On stringed instruments the bridge transmits the vibrations of the strings onto the corpus. The left foot of the bridge (see image on the right) transmits primarily low frequencies since the thicker (lower frequency) strings press on it. The corpus of stringed instruments is usually made of a soft-wood front and a hard-wood back. This is because soft wood resonates better in lower frequencies while hard wood resonates better in the higher frequency range. Hence below the left foot of the bridge there is a piece of wood glued to the front inner side of the corpus. It helps to spread the lower frequencies from the left foot of the bridge across the entire front of the corpus. So If you are interested in capturing primarily low frequencies stick it on position 2. Similarly below the right foot of the bridge transmitting higher frequencies from the thinner strings there is a piece of wood (the sound post) connecting the front to the back of the corpus. It transmits the higher frequencies from the left foot of the bridge to the back of the corpus. If you are interested in the higher frequency range stick the pickup on pos. 4 then. However the bridge also transmits sounds from the movement of your fingers on the strings and slapping noises very well. If you are a Rockabilly bass player and you want to capture slapping sounds stick it on pos. 5 or directly on the inner side of the fretboard. If not, I don’t recommend placing the pickup too close to the bridge. Finger and fretboard noises are primarily of higher frequencies and thus don’t transmit well onto the bass-corpus. If you want a base-heavy, very clear sound try pos. 1 close to the f-hole. There resonance is strong and you are pretty far from the bridge. My favorite position is no. 3. This is the one people in recording studios prefer because it gives a good balance between low and high frequencies, no exaggerated resonances in some specific ranges like you find close to the f-holes and a diminished but not inaudible slapping response.
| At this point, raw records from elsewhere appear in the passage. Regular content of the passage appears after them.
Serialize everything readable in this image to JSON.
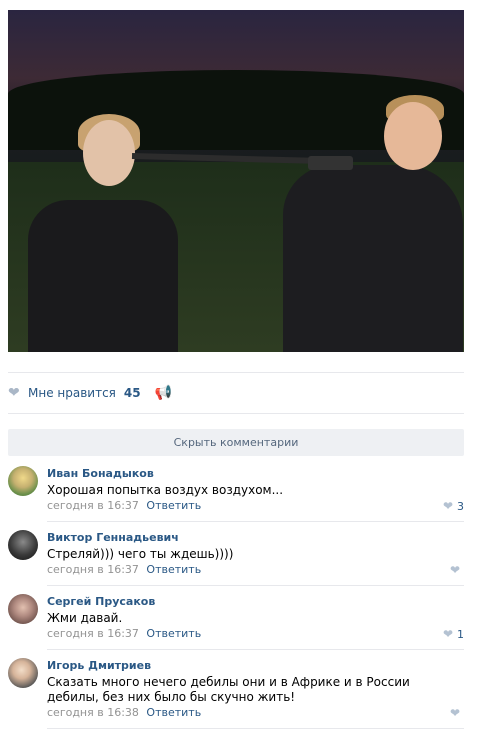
{
  "post": {
    "photo_alt": "photo",
    "likes_label": "Мне нравится",
    "likes_count": "45"
  },
  "comments_block": {
    "hide_label": "Скрыть комментарии",
    "items": [
      {
        "author": "Иван Бонадыков",
        "text": "Хорошая попытка воздух воздухом...",
        "time": "сегодня в 16:37",
        "reply": "Ответить",
        "likes": "3"
      },
      {
        "author": "Виктор Геннадьевич",
        "text": "Стреляй))) чего ты ждешь))))",
        "time": "сегодня в 16:37",
        "reply": "Ответить",
        "likes": ""
      },
      {
        "author": "Сергей Прусаков",
        "text": "Жми давай.",
        "time": "сегодня в 16:37",
        "reply": "Ответить",
        "likes": "1"
      },
      {
        "author": "Игорь Дмитриев",
        "text": "Сказать много нечего дебилы они и в Африке и в России дебилы, без них было бы скучно жить!",
        "time": "сегодня в 16:38",
        "reply": "Ответить",
        "likes": ""
      }
    ]
  },
  "icons": {
    "like": "heart-icon",
    "share": "megaphone-icon"
  },
  "colors": {
    "link": "#2a5885",
    "meta": "#939393",
    "button_bg": "#eef0f3",
    "divider": "#e7e8ec"
  }
}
Of course you can always stick one pickup on each position that interests you, amplify each signal individually and mix them together as you please.